Assignment
Among the following entries, count the lines that contain "Mask" and report only the result.

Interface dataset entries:
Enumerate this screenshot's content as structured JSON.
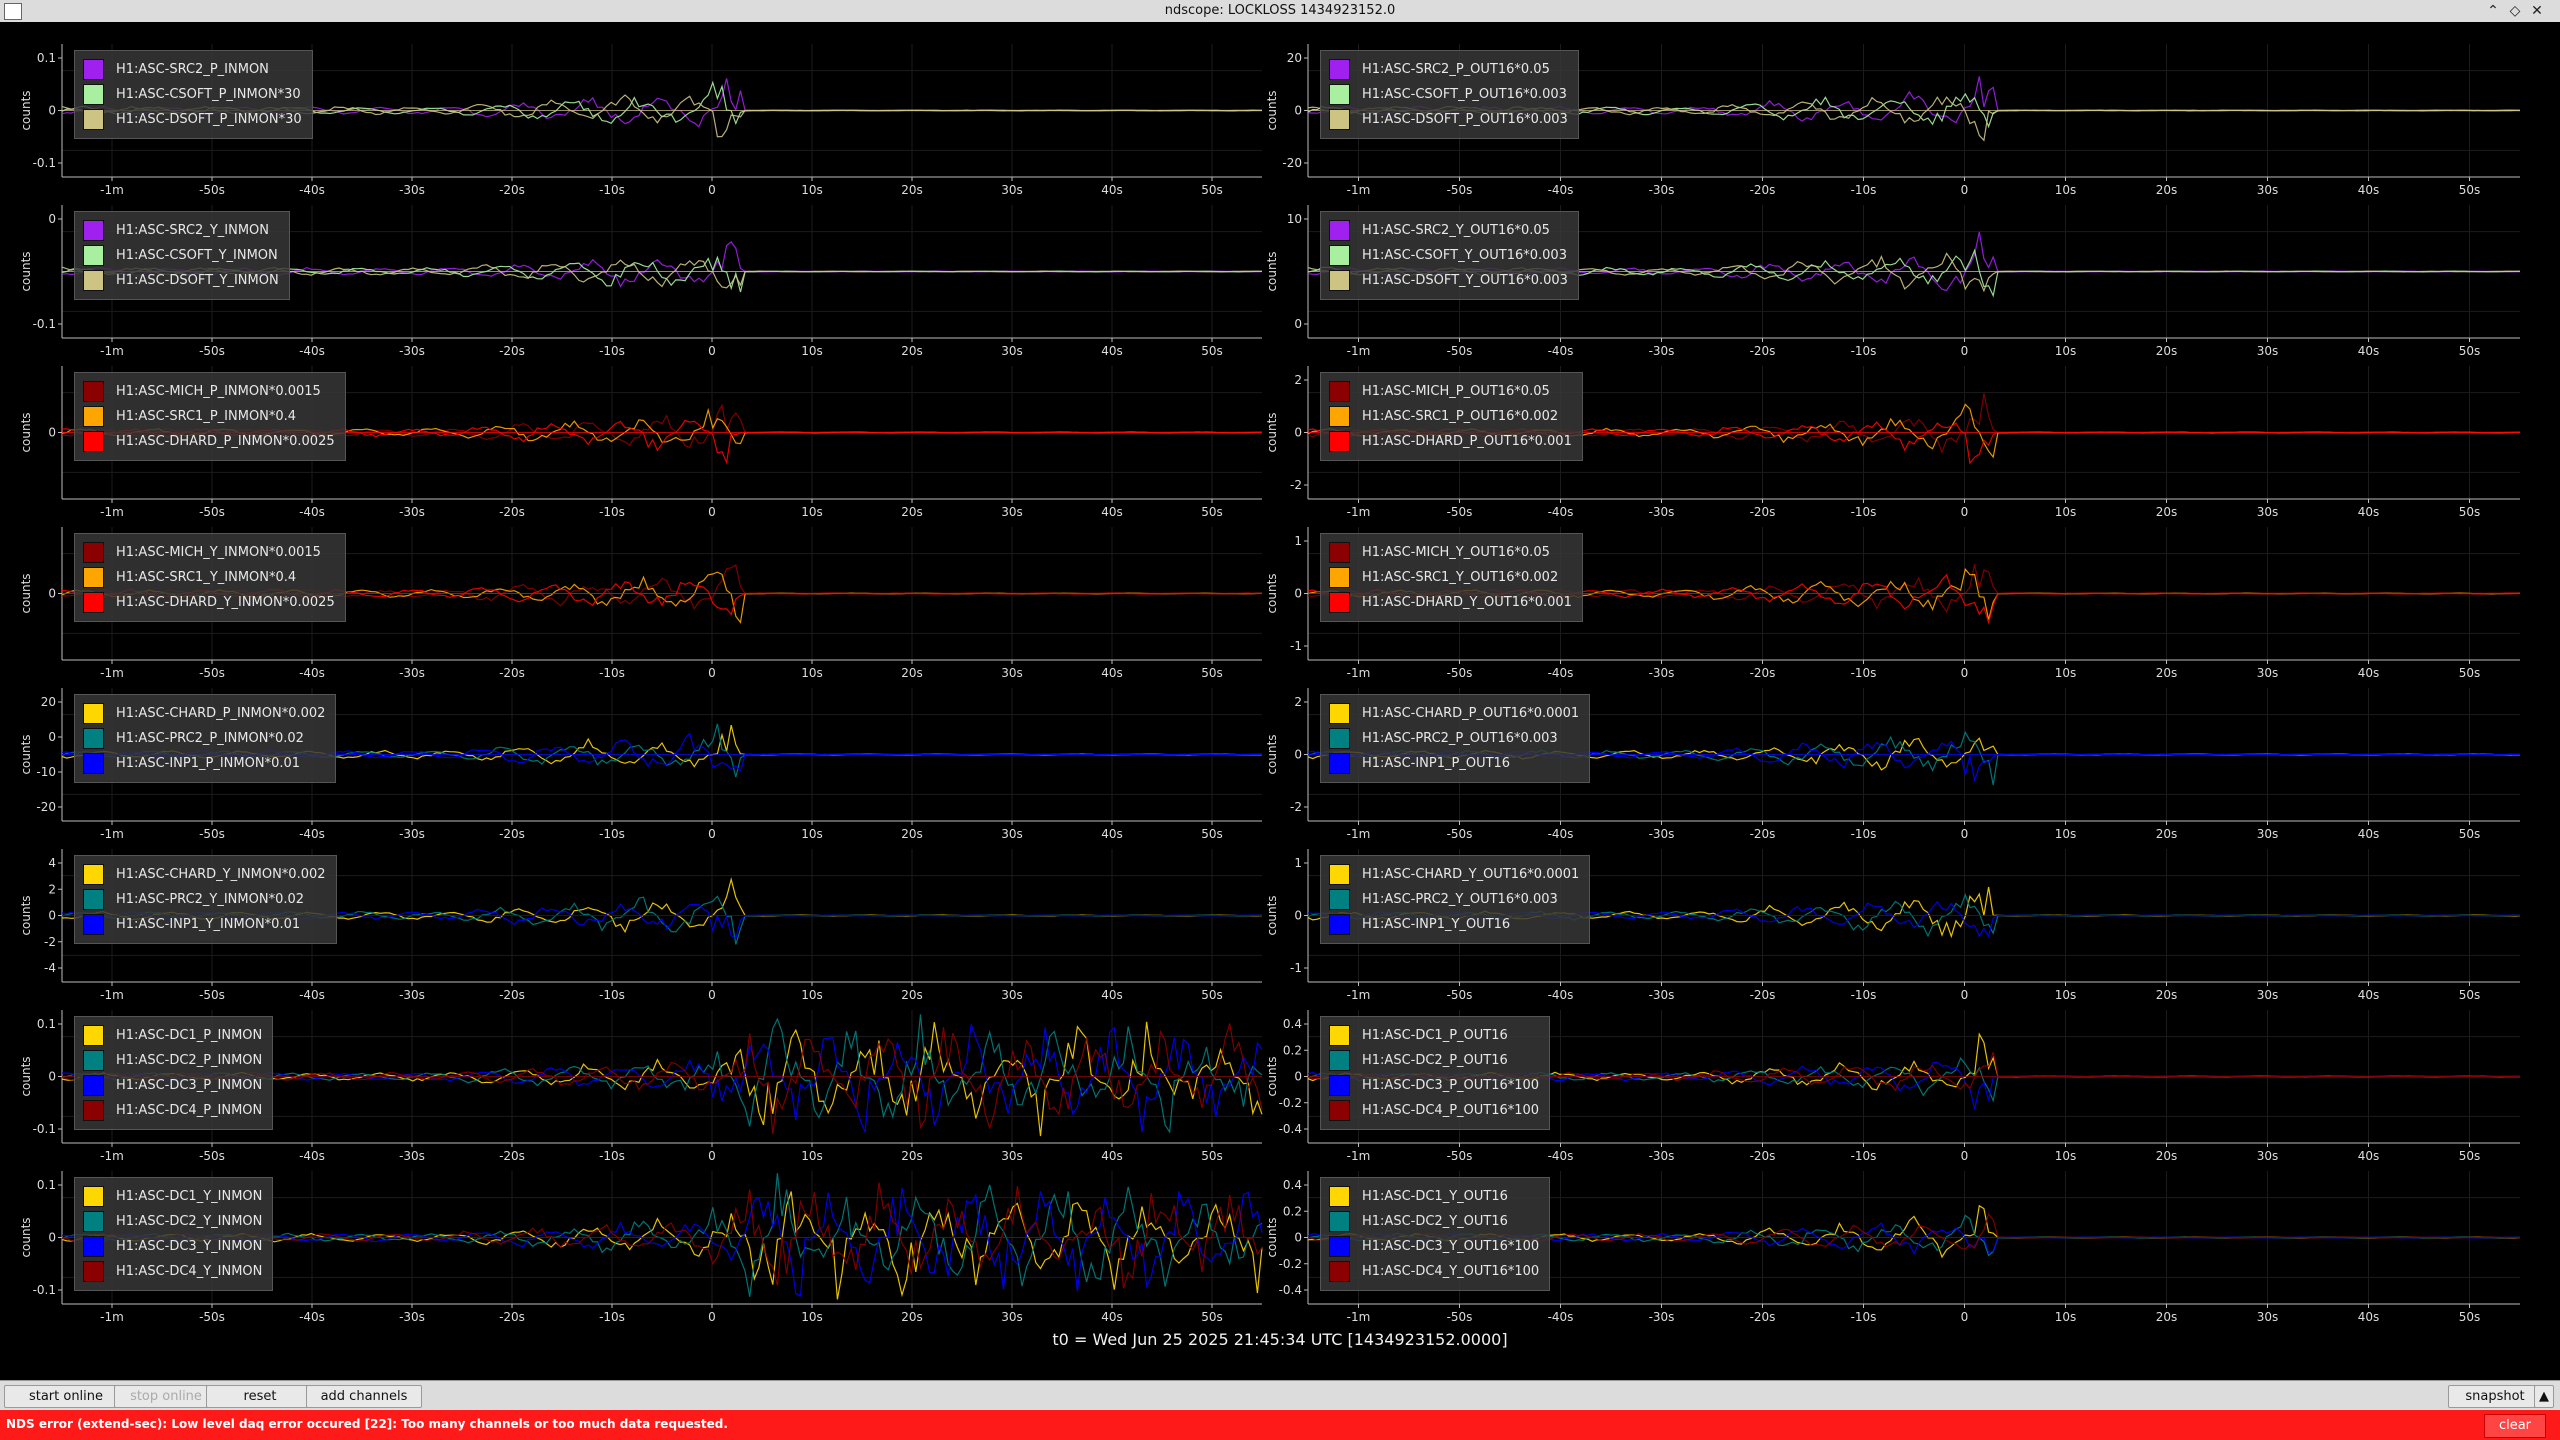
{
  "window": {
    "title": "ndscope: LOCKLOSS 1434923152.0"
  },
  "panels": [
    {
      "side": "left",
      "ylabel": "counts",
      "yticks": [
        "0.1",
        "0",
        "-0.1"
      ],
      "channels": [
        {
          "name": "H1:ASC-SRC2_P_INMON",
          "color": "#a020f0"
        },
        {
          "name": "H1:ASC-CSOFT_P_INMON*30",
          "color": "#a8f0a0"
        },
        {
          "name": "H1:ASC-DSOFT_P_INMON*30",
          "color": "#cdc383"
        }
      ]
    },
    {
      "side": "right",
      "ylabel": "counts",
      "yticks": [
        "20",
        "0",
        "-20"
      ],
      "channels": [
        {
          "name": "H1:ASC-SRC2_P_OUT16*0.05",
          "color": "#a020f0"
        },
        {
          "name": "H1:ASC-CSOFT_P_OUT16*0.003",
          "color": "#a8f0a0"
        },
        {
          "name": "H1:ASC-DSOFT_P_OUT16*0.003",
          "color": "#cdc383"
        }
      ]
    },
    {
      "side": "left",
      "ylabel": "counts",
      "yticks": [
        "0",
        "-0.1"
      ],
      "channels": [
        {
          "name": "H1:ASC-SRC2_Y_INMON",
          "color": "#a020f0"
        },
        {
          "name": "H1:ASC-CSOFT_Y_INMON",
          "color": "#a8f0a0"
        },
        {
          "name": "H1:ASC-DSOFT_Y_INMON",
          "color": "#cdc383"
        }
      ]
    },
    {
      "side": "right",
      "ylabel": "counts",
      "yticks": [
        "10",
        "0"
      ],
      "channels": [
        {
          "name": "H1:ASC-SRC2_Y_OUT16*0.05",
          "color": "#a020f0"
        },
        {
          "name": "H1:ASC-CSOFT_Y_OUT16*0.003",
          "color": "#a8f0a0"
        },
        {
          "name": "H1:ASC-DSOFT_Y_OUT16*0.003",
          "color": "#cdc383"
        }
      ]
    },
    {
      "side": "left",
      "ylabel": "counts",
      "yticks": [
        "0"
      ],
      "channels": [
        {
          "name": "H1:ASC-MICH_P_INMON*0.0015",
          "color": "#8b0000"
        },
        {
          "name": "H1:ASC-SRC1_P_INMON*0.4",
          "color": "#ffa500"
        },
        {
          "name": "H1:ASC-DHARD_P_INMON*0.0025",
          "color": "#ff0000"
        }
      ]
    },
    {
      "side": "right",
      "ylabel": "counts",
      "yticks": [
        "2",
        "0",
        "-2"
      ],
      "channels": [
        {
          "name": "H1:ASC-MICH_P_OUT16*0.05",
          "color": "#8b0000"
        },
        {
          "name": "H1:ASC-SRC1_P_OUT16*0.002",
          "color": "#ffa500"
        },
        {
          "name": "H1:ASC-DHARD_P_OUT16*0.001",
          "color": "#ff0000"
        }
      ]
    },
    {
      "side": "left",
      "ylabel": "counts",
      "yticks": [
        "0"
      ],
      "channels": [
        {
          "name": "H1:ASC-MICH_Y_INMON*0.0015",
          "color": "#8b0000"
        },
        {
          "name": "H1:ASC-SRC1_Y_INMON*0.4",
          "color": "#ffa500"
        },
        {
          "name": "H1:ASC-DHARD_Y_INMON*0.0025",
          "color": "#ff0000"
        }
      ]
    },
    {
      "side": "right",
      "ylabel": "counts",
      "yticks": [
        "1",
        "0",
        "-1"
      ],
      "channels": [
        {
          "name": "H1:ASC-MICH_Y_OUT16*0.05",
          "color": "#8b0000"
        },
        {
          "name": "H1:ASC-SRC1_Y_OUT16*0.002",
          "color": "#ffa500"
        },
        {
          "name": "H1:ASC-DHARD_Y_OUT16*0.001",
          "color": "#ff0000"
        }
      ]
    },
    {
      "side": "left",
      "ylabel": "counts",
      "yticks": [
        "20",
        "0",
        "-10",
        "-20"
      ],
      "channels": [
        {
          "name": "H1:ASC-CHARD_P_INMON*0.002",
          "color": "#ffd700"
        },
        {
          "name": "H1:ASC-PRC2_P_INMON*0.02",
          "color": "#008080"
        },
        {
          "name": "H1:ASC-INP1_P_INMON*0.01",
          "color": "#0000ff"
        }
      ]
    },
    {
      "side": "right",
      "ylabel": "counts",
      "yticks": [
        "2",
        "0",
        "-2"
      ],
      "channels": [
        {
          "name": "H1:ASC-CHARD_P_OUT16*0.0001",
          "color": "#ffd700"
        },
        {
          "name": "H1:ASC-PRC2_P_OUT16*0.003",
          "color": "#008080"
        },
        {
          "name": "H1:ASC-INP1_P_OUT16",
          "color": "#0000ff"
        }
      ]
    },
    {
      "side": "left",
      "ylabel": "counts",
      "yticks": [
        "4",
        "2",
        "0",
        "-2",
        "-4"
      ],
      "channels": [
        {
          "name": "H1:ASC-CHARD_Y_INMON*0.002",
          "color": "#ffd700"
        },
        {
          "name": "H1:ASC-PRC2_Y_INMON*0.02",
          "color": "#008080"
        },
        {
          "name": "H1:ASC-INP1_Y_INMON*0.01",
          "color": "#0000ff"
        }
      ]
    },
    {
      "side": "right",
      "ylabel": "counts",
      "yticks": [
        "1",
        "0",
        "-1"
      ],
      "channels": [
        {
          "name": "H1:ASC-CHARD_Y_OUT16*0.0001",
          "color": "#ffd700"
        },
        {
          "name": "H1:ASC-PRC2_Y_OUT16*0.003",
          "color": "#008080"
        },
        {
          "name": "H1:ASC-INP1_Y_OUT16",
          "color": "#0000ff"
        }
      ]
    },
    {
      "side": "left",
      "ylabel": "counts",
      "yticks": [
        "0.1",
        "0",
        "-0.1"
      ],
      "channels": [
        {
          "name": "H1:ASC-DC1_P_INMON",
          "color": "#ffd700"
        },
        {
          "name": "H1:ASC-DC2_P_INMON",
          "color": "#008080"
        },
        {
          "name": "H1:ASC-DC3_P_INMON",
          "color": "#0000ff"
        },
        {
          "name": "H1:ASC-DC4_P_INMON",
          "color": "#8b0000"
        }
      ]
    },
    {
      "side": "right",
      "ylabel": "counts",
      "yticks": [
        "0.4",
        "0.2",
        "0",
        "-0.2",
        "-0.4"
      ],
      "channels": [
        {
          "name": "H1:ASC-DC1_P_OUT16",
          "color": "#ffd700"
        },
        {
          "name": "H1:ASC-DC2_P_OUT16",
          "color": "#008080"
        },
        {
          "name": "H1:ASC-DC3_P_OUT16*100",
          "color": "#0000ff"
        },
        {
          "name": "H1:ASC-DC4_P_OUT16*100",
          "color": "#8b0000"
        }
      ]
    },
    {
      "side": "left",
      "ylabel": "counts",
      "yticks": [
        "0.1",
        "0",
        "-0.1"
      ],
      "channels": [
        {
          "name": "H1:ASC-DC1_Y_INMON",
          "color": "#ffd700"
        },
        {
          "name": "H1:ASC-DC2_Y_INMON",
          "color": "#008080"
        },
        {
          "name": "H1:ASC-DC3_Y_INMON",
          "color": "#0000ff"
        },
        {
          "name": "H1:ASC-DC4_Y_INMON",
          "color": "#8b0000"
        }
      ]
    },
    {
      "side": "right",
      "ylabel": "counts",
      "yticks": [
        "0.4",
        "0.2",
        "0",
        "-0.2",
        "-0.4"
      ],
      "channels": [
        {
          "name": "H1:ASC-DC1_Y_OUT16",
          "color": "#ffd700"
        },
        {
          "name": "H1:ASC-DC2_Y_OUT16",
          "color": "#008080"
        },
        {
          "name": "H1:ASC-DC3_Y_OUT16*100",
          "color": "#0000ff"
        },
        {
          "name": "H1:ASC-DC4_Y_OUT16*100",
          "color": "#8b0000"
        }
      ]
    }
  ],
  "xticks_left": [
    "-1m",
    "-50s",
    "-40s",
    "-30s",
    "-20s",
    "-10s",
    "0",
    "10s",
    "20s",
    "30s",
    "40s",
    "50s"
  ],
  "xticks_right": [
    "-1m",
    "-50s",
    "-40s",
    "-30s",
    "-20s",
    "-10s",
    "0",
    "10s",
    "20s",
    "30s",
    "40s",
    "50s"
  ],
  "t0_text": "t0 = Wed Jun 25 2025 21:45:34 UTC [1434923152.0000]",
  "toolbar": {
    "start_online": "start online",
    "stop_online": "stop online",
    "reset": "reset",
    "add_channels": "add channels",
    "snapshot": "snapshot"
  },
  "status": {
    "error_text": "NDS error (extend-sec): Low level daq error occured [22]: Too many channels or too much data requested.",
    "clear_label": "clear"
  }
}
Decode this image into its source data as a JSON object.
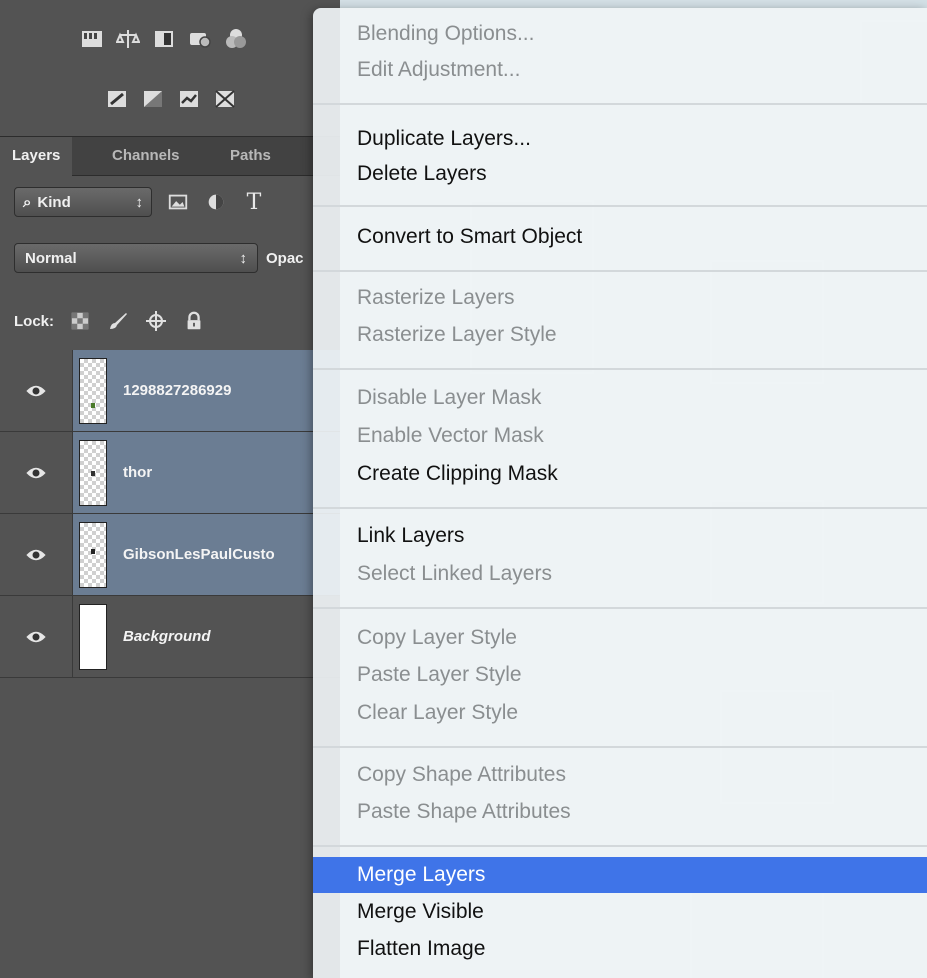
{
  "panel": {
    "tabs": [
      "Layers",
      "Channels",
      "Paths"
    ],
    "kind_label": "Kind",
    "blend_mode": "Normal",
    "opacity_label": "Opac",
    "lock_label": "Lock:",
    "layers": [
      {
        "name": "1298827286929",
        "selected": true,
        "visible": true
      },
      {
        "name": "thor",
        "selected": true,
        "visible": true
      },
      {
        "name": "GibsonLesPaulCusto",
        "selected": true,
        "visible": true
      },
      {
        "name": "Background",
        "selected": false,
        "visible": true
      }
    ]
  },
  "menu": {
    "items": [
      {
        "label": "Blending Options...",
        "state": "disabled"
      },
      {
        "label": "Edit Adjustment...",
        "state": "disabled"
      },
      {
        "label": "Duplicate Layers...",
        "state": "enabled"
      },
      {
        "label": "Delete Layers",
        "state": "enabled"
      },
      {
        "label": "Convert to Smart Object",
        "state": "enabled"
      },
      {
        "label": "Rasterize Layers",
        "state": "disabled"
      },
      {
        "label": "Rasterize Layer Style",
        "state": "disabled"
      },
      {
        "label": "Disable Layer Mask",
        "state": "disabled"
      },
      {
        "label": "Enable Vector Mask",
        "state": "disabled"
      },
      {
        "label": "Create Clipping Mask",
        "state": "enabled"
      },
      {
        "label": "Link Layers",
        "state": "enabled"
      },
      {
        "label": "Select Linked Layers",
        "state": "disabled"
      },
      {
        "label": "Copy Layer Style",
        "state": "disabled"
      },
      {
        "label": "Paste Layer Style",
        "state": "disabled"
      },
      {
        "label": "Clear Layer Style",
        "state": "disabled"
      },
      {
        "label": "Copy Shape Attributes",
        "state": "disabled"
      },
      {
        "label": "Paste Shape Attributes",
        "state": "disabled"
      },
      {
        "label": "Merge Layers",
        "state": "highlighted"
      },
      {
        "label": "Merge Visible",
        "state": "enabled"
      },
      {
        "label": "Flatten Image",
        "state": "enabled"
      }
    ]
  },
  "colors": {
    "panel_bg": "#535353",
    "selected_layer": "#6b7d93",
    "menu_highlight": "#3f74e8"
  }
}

Output for this task
3